Items listed in a dataset
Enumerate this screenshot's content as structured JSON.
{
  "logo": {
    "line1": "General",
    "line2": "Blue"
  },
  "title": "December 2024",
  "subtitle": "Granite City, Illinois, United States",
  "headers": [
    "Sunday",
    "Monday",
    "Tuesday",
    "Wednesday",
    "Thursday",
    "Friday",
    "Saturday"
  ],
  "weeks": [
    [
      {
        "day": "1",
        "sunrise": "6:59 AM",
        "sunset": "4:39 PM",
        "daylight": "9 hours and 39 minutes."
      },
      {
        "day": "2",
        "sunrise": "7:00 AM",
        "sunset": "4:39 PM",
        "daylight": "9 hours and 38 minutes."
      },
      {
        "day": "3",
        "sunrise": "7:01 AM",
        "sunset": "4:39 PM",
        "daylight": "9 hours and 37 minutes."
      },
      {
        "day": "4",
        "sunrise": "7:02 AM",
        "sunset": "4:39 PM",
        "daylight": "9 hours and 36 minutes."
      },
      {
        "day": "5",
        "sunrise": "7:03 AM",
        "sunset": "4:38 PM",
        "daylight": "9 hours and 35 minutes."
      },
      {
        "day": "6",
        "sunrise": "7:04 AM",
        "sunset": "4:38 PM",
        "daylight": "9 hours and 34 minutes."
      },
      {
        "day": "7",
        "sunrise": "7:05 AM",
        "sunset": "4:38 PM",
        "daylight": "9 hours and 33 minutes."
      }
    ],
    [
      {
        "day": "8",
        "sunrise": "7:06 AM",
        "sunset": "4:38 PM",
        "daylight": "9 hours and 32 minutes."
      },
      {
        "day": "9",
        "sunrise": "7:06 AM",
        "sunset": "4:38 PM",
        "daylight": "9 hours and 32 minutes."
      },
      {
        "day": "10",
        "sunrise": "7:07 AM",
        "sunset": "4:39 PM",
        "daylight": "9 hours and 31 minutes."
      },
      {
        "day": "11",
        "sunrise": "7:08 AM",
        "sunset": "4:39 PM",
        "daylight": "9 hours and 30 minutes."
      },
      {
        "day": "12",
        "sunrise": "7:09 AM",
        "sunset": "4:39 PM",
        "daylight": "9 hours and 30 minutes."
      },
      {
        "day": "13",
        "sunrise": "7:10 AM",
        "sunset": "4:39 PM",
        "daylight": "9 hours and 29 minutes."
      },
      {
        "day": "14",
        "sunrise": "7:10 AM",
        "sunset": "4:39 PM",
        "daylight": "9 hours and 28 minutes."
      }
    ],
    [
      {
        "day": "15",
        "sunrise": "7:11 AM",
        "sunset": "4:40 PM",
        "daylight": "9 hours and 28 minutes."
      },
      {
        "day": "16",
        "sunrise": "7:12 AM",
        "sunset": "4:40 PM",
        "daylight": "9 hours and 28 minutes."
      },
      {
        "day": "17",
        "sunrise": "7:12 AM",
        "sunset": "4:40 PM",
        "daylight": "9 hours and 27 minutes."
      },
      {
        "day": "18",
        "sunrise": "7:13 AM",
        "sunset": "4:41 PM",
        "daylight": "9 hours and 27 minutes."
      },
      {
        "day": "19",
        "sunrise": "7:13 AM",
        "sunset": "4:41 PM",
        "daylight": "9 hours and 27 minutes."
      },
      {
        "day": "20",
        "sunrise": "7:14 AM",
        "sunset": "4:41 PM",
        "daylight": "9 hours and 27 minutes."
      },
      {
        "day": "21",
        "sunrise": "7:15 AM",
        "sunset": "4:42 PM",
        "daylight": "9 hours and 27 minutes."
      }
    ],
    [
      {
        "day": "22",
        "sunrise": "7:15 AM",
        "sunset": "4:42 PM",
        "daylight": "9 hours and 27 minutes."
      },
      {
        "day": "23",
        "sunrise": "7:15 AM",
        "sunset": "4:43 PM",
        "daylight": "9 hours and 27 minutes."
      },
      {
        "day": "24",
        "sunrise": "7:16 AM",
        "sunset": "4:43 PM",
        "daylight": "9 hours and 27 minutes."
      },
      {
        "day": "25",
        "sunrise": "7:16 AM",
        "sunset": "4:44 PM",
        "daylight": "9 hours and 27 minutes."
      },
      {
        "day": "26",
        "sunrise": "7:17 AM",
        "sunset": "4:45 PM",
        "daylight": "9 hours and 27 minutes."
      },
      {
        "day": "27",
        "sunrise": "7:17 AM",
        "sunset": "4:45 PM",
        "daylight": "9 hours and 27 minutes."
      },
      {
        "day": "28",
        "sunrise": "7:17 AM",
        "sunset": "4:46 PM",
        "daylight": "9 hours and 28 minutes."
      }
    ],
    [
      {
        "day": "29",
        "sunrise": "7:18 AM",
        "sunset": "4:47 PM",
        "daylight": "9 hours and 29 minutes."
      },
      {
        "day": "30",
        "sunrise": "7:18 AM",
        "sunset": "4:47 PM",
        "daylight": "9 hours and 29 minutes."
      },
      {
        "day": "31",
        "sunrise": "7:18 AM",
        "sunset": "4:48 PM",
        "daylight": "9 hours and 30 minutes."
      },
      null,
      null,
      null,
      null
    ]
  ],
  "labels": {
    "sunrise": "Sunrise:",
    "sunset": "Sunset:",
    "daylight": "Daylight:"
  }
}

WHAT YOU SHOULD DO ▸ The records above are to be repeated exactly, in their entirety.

EXERCISE OUTPUT ▸
Enumerate this screenshot's content as structured JSON.
{
  "logo": {
    "line1": "General",
    "line2": "Blue"
  },
  "title": "December 2024",
  "subtitle": "Granite City, Illinois, United States",
  "headers": [
    "Sunday",
    "Monday",
    "Tuesday",
    "Wednesday",
    "Thursday",
    "Friday",
    "Saturday"
  ],
  "weeks": [
    [
      {
        "day": "1",
        "sunrise": "6:59 AM",
        "sunset": "4:39 PM",
        "daylight": "9 hours and 39 minutes."
      },
      {
        "day": "2",
        "sunrise": "7:00 AM",
        "sunset": "4:39 PM",
        "daylight": "9 hours and 38 minutes."
      },
      {
        "day": "3",
        "sunrise": "7:01 AM",
        "sunset": "4:39 PM",
        "daylight": "9 hours and 37 minutes."
      },
      {
        "day": "4",
        "sunrise": "7:02 AM",
        "sunset": "4:39 PM",
        "daylight": "9 hours and 36 minutes."
      },
      {
        "day": "5",
        "sunrise": "7:03 AM",
        "sunset": "4:38 PM",
        "daylight": "9 hours and 35 minutes."
      },
      {
        "day": "6",
        "sunrise": "7:04 AM",
        "sunset": "4:38 PM",
        "daylight": "9 hours and 34 minutes."
      },
      {
        "day": "7",
        "sunrise": "7:05 AM",
        "sunset": "4:38 PM",
        "daylight": "9 hours and 33 minutes."
      }
    ],
    [
      {
        "day": "8",
        "sunrise": "7:06 AM",
        "sunset": "4:38 PM",
        "daylight": "9 hours and 32 minutes."
      },
      {
        "day": "9",
        "sunrise": "7:06 AM",
        "sunset": "4:38 PM",
        "daylight": "9 hours and 32 minutes."
      },
      {
        "day": "10",
        "sunrise": "7:07 AM",
        "sunset": "4:39 PM",
        "daylight": "9 hours and 31 minutes."
      },
      {
        "day": "11",
        "sunrise": "7:08 AM",
        "sunset": "4:39 PM",
        "daylight": "9 hours and 30 minutes."
      },
      {
        "day": "12",
        "sunrise": "7:09 AM",
        "sunset": "4:39 PM",
        "daylight": "9 hours and 30 minutes."
      },
      {
        "day": "13",
        "sunrise": "7:10 AM",
        "sunset": "4:39 PM",
        "daylight": "9 hours and 29 minutes."
      },
      {
        "day": "14",
        "sunrise": "7:10 AM",
        "sunset": "4:39 PM",
        "daylight": "9 hours and 28 minutes."
      }
    ],
    [
      {
        "day": "15",
        "sunrise": "7:11 AM",
        "sunset": "4:40 PM",
        "daylight": "9 hours and 28 minutes."
      },
      {
        "day": "16",
        "sunrise": "7:12 AM",
        "sunset": "4:40 PM",
        "daylight": "9 hours and 28 minutes."
      },
      {
        "day": "17",
        "sunrise": "7:12 AM",
        "sunset": "4:40 PM",
        "daylight": "9 hours and 27 minutes."
      },
      {
        "day": "18",
        "sunrise": "7:13 AM",
        "sunset": "4:41 PM",
        "daylight": "9 hours and 27 minutes."
      },
      {
        "day": "19",
        "sunrise": "7:13 AM",
        "sunset": "4:41 PM",
        "daylight": "9 hours and 27 minutes."
      },
      {
        "day": "20",
        "sunrise": "7:14 AM",
        "sunset": "4:41 PM",
        "daylight": "9 hours and 27 minutes."
      },
      {
        "day": "21",
        "sunrise": "7:15 AM",
        "sunset": "4:42 PM",
        "daylight": "9 hours and 27 minutes."
      }
    ],
    [
      {
        "day": "22",
        "sunrise": "7:15 AM",
        "sunset": "4:42 PM",
        "daylight": "9 hours and 27 minutes."
      },
      {
        "day": "23",
        "sunrise": "7:15 AM",
        "sunset": "4:43 PM",
        "daylight": "9 hours and 27 minutes."
      },
      {
        "day": "24",
        "sunrise": "7:16 AM",
        "sunset": "4:43 PM",
        "daylight": "9 hours and 27 minutes."
      },
      {
        "day": "25",
        "sunrise": "7:16 AM",
        "sunset": "4:44 PM",
        "daylight": "9 hours and 27 minutes."
      },
      {
        "day": "26",
        "sunrise": "7:17 AM",
        "sunset": "4:45 PM",
        "daylight": "9 hours and 27 minutes."
      },
      {
        "day": "27",
        "sunrise": "7:17 AM",
        "sunset": "4:45 PM",
        "daylight": "9 hours and 27 minutes."
      },
      {
        "day": "28",
        "sunrise": "7:17 AM",
        "sunset": "4:46 PM",
        "daylight": "9 hours and 28 minutes."
      }
    ],
    [
      {
        "day": "29",
        "sunrise": "7:18 AM",
        "sunset": "4:47 PM",
        "daylight": "9 hours and 29 minutes."
      },
      {
        "day": "30",
        "sunrise": "7:18 AM",
        "sunset": "4:47 PM",
        "daylight": "9 hours and 29 minutes."
      },
      {
        "day": "31",
        "sunrise": "7:18 AM",
        "sunset": "4:48 PM",
        "daylight": "9 hours and 30 minutes."
      },
      null,
      null,
      null,
      null
    ]
  ],
  "labels": {
    "sunrise": "Sunrise:",
    "sunset": "Sunset:",
    "daylight": "Daylight:"
  }
}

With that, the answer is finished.